Google’s ‘Panda’ algorithm update, only released back in February of 2011, has recently undergone another series of changes, making the current version the 20th alliteration of the rule changing update. Google’s Matt Cutts, their head of web spam, had stated that the update will only affect about 2.4% of English language searches, with a much lower percentage of change for search results in other languages. The primary aim of the update was to address the inherent advantage that same-name domains had other domains. While in the past, same name domains have benefited from sharing the same (or remarkably similar) domain to popular search terms, the Google Panda 20 update seeks to change this.
What is interesting about this update, is that prior to the change, Google stated that less then 1% of their searches were to be affected. However, in the wake of the change, SEO practitioners were finding that the number of searches affected by the latest update, in fact far exceeded 1% of all searches. This excess of changed result pages in the wake of this update has led many to believe another update may have been introduced at the same time, affecting an ever greater number of searches. Google, thus far, hasn’t seemed to have given a proper answer to this excess in changed result pages.
What is clear is that Google is making changes to how it orders it search results all the time, and that no web master can be fully confident that their search ranking is cemented.
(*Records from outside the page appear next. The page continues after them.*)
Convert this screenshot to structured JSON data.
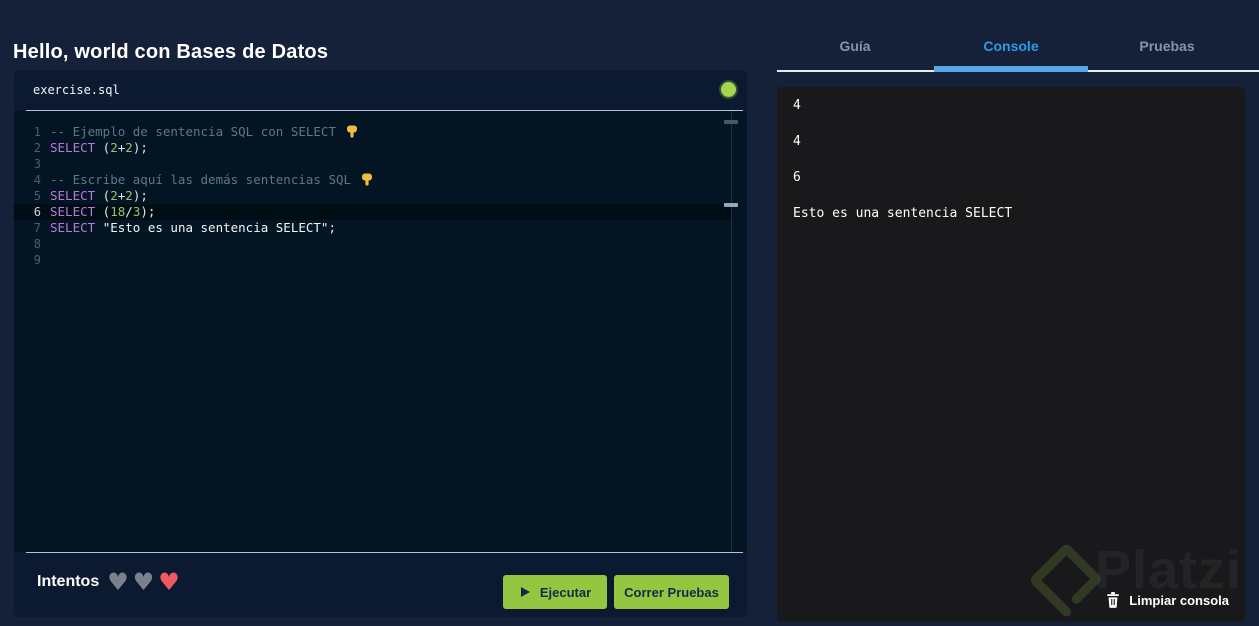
{
  "header": {
    "title": "Hello, world con Bases de Datos"
  },
  "editor": {
    "filename": "exercise.sql",
    "status_dot": "ready",
    "active_line": 6,
    "lines": [
      {
        "n": 1,
        "tokens": [
          {
            "t": "comment",
            "v": "-- Ejemplo de sentencia SQL con SELECT "
          },
          {
            "t": "emoji",
            "icon": "backhand-index-pointing-down",
            "v": "👇"
          }
        ]
      },
      {
        "n": 2,
        "tokens": [
          {
            "t": "keyword",
            "v": "SELECT"
          },
          {
            "t": "plain",
            "v": " ("
          },
          {
            "t": "number",
            "v": "2"
          },
          {
            "t": "plain",
            "v": "+"
          },
          {
            "t": "number",
            "v": "2"
          },
          {
            "t": "plain",
            "v": ");"
          }
        ]
      },
      {
        "n": 3,
        "tokens": []
      },
      {
        "n": 4,
        "tokens": [
          {
            "t": "comment",
            "v": "-- Escribe aquí las demás sentencias SQL "
          },
          {
            "t": "emoji",
            "icon": "backhand-index-pointing-down",
            "v": "👇"
          }
        ]
      },
      {
        "n": 5,
        "tokens": [
          {
            "t": "keyword",
            "v": "SELECT"
          },
          {
            "t": "plain",
            "v": " ("
          },
          {
            "t": "number",
            "v": "2"
          },
          {
            "t": "plain",
            "v": "+"
          },
          {
            "t": "number",
            "v": "2"
          },
          {
            "t": "plain",
            "v": ");"
          }
        ]
      },
      {
        "n": 6,
        "tokens": [
          {
            "t": "keyword",
            "v": "SELECT"
          },
          {
            "t": "plain",
            "v": " ("
          },
          {
            "t": "number",
            "v": "18"
          },
          {
            "t": "plain",
            "v": "/"
          },
          {
            "t": "number",
            "v": "3"
          },
          {
            "t": "plain",
            "v": ");"
          }
        ]
      },
      {
        "n": 7,
        "tokens": [
          {
            "t": "keyword",
            "v": "SELECT"
          },
          {
            "t": "plain",
            "v": " "
          },
          {
            "t": "string",
            "v": "\"Esto es una sentencia SELECT\""
          },
          {
            "t": "plain",
            "v": ";"
          }
        ]
      },
      {
        "n": 8,
        "tokens": []
      },
      {
        "n": 9,
        "tokens": []
      }
    ],
    "footer": {
      "attempts_label": "Intentos",
      "hearts": [
        "spent",
        "spent",
        "remaining"
      ],
      "run_label": "Ejecutar",
      "tests_label": "Correr Pruebas"
    }
  },
  "tabs": [
    {
      "label": "Guía",
      "active": false
    },
    {
      "label": "Console",
      "active": true
    },
    {
      "label": "Pruebas",
      "active": false
    }
  ],
  "console": {
    "lines": [
      "4",
      "4",
      "6",
      "Esto es una sentencia SELECT"
    ],
    "clear_label": "Limpiar consola",
    "watermark": "Platzi"
  },
  "colors": {
    "accent_blue": "#2f9ae8",
    "tab_indicator": "#55a9e6",
    "button_green": "#93c73f",
    "button_text": "#152a49",
    "heart_red": "#ee5a60",
    "heart_gray": "#7b818c",
    "status_dot_green": "#a6d64d",
    "keyword_purple": "#b878dc",
    "number_green": "#8cc765",
    "comment_gray": "#5b7888",
    "page_bg": "#152039",
    "editor_bg": "#031523",
    "console_bg": "#19191b"
  }
}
It would seem that the only way to truly keep on top of these changes is to dedicate a lot of time into following these changes and adapting accordingly (which can be very time consuming). This is why more and more companies are turning to specialists to manage their SEO efforts, as the influx of changes is proving to more and more a challenge for many web devs.